The heroic couplet, the verse form adopted by Winters for “On a View of Pasadena from the Hills,” dominated English poetry in the late seventeenth and eighteenth centuries, the period often referred to as the neoclassical age in English literature. It largely fell out of favor in the course of the nineteenth century, although it was still occasionally and effectively employed. By the 1930’s, when Winters wrote this poem, the form had been largely abandoned as tied inextricably to the ideologies of earlier eras. Thus Winters went against the grain of contemporary poetic practice, a move he was never unwilling to make. In its days of dominance, the heroic couplet was often put to satirical or didactic use by poets such as John Dryden and Alexander Pope, its most revered masters. Winters’s application of the form, however, is more reminiscent of the practice of George Crabbe, who emphasized the form’s descriptive and expository possibilities. Robert Bridges, one of the few poets of the nineteenth century who excelled in couplets and a poet Winters greatly admired, may also have served as a model.

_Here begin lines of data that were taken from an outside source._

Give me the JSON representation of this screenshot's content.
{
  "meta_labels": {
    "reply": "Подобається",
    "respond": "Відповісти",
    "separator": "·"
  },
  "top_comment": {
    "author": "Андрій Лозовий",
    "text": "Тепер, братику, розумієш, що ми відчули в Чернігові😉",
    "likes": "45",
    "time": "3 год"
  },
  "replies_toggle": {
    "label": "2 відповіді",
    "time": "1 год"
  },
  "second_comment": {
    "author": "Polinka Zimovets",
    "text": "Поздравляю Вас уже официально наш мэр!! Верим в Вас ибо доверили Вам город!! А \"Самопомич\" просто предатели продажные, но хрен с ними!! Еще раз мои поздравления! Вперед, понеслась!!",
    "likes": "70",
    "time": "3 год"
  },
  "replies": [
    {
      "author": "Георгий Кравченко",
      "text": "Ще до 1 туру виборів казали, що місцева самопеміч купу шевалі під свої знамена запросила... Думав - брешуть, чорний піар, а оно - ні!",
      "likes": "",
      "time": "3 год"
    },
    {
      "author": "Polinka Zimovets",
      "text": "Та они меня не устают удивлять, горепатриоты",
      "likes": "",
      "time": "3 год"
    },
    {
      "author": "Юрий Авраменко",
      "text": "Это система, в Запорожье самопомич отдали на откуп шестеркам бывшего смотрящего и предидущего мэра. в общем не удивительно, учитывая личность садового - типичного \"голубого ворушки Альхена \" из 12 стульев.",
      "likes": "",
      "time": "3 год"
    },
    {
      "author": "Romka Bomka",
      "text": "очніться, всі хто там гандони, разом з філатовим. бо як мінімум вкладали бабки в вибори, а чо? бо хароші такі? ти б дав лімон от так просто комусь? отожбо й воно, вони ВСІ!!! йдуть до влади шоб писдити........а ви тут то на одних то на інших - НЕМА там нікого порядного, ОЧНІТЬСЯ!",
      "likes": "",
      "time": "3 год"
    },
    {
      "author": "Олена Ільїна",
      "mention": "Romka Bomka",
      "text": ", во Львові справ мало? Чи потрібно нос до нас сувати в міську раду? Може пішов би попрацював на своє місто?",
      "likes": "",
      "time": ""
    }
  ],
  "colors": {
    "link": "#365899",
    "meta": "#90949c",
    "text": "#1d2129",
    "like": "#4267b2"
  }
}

One of the attractions the heroic couplet may have for a poet is the discipline it imposes on the expression of feeling. Another is the possibility it affords for subtlety. Because the rules are so rigorous, the slightest variation can assume expressive power. For Winters, the poet must match emotion precisely to motive, to the event or occasion that gives...

(The entire section is 493 words.)